For the convenience of the user, the head-rest apparatus 10 can incorporate a number of receptacles 50, 52, trays 54, work surfaces, etc. These can include a cup receptacle 50, configured for holding a coffee cup 56 or the like, that may be mounted to the vertical support 14 with a sliding collar 58 secured by a thumb-screw; a general-purpose bin or receptacle 52 that is secured to the vertical support 14 in a like manner with a clamp 60; as well as a writing surface or tray retainer 54, either of which may be used as a book support.

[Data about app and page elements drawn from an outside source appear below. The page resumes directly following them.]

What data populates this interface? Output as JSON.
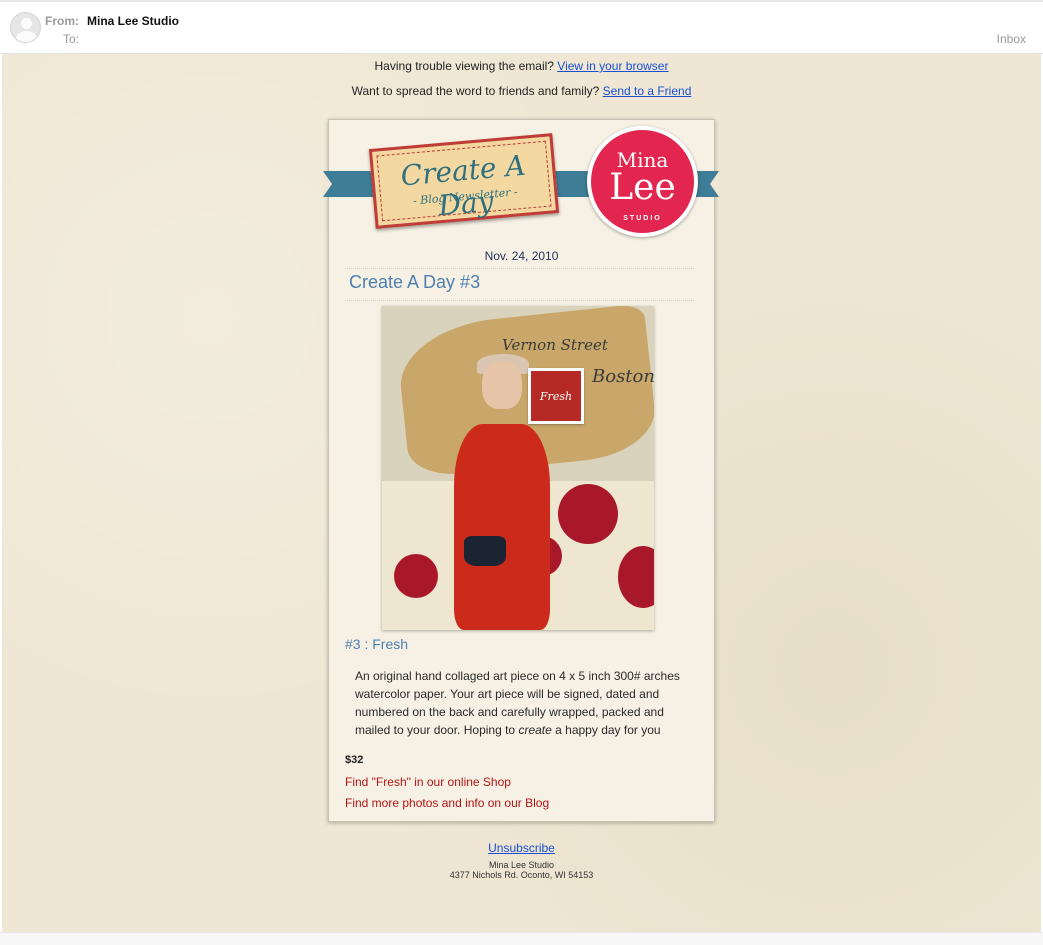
{
  "header": {
    "from_label": "From:",
    "from_name": "Mina Lee Studio",
    "to_label": "To:",
    "mailbox": "Inbox"
  },
  "top_lines": {
    "line1_text": "Having trouble viewing the email?",
    "line1_link": "View in your browser",
    "line2_text": "Want to spread the word to friends and family?",
    "line2_link": "Send to a Friend"
  },
  "banner": {
    "title": "Create A Day",
    "subtitle": "- Blog Newsletter -",
    "logo_line1": "Mina",
    "logo_line2": "Lee",
    "logo_line3": "STUDIO"
  },
  "post": {
    "date": "Nov. 24, 2010",
    "title": "Create A Day #3",
    "artwork_stamp": "Fresh",
    "item_title": "#3 : Fresh",
    "description_pre": "An original hand collaged art piece on 4 x 5 inch 300# arches watercolor paper. Your art piece will be signed, dated and numbered on the back and carefully wrapped, packed and mailed to your door. Hoping to",
    "description_em": "create",
    "description_post": "a happy day for you",
    "price": "$32",
    "shop_link": "Find \"Fresh\" in our online Shop",
    "blog_link": "Find more photos and info on our Blog"
  },
  "footer": {
    "unsubscribe": "Unsubscribe",
    "address_name": "Mina Lee Studio",
    "address_line": "4377 Nichols Rd. Oconto, WI 54153"
  },
  "colors": {
    "background": "#efe7d4",
    "card": "#f6f1e4",
    "ribbon": "#3d7d96",
    "logo": "#e2264f",
    "title_blue": "#4d7fb3",
    "link_red": "#b31418",
    "link_blue": "#1a4fd4"
  }
}
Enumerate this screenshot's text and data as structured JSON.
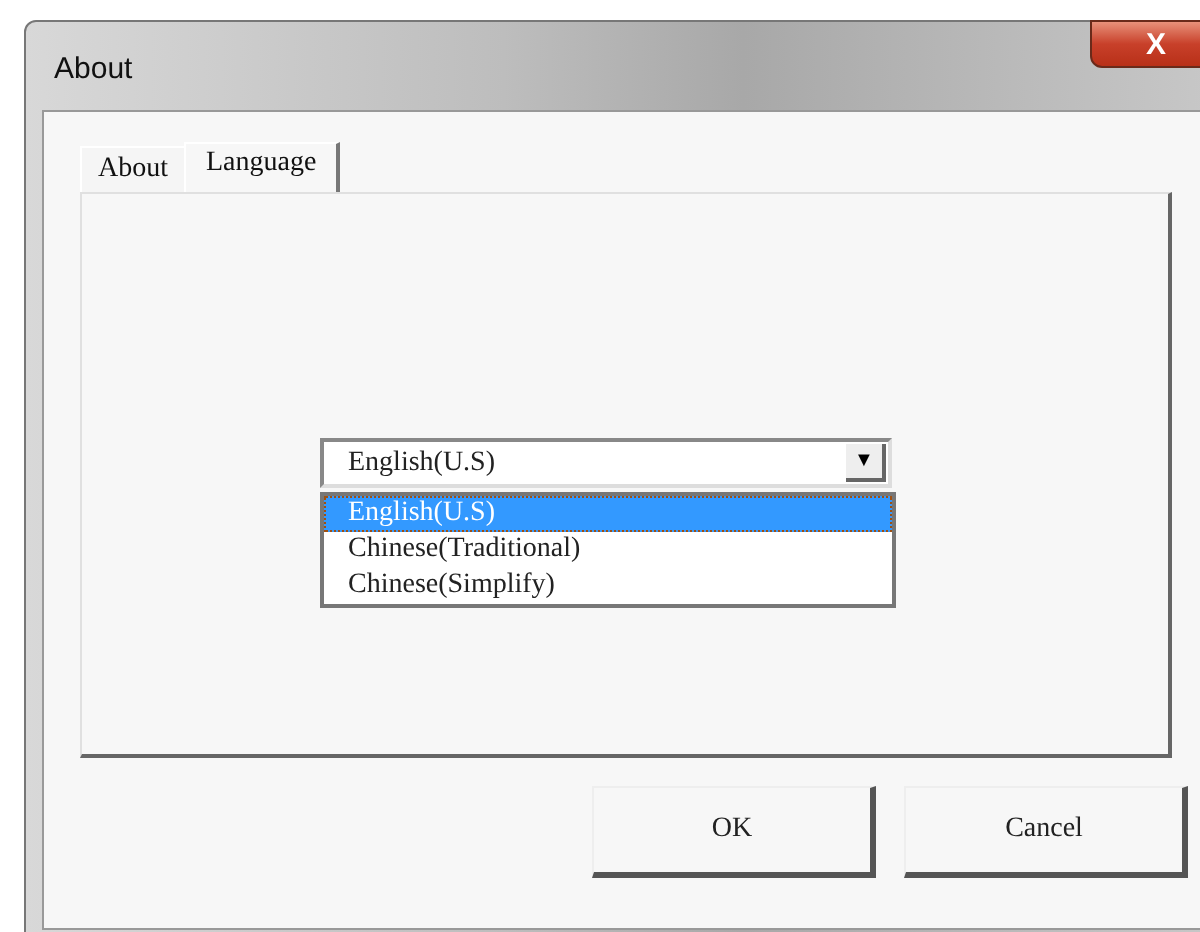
{
  "window": {
    "title": "About",
    "close": "X"
  },
  "tabs": [
    {
      "label": "About",
      "selected": false
    },
    {
      "label": "Language",
      "selected": true
    }
  ],
  "language_combo": {
    "value": "English(U.S)",
    "arrow": "▼",
    "options": [
      {
        "label": "English(U.S)",
        "selected": true
      },
      {
        "label": "Chinese(Traditional)",
        "selected": false
      },
      {
        "label": "Chinese(Simplify)",
        "selected": false
      }
    ]
  },
  "buttons": [
    "OK",
    "Cancel"
  ]
}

One of the drawbacks to using a head support that keeps one in a face-downward position is that it is difficult to make eye contact with another person, or to watch television. In a preferred version of the head-rest apparatus 10, this problem is addressed by the provision of two mirrors 26, 62, at least one of which is rotatable about a horizontal axis. As is indicated schematically in FIG. 2 of the drawing, the patient 20 can manually rotate a tiltable upper mirror 62 about a hinge axis 64 so that his or her line of sight (indicated by dot-dash lines 66. 68 in FIG. 1) intercepts a television receiver or a companion. As is well-know i
the art, the desired control of viewing direction could be offered by a ball-and-socket joint on the upper mirror 62 instead of the hinge 64. Although the mirror 26, is shown in FIG. 1 of the drawing as being insertable into a retaining slot 63 in tray retainer 54, it will be understood that a wide variety of other approaches to providing the lower mirror 26 (e.g. a separate fixed mirror, a mirror that is mounted on a rotatable axis or joint as is provided for the upper mirror 62 in FIGS. 1 and 2) can be considered. It is additionally notable with respect to the view of FIG. 1 that the mirror 26 can be used as a tray, book support or the like.
The use of two mirrors for viewing distant objects provides the advantage that enantiomorphic objects form images that have the correct sense--i.e. the double reflection presents objects on the patient's right in the right hand side of the image field.
Although the present invention has been described with respect to several preferred embodiments, many modifications and alterations can be made without departing from the invention. Accordingly, it is intended that all such modifications and alterations be considered as within the spirit and scope of the invention as defined in the attached claims.
What is desired to be secured by Letters Patent is: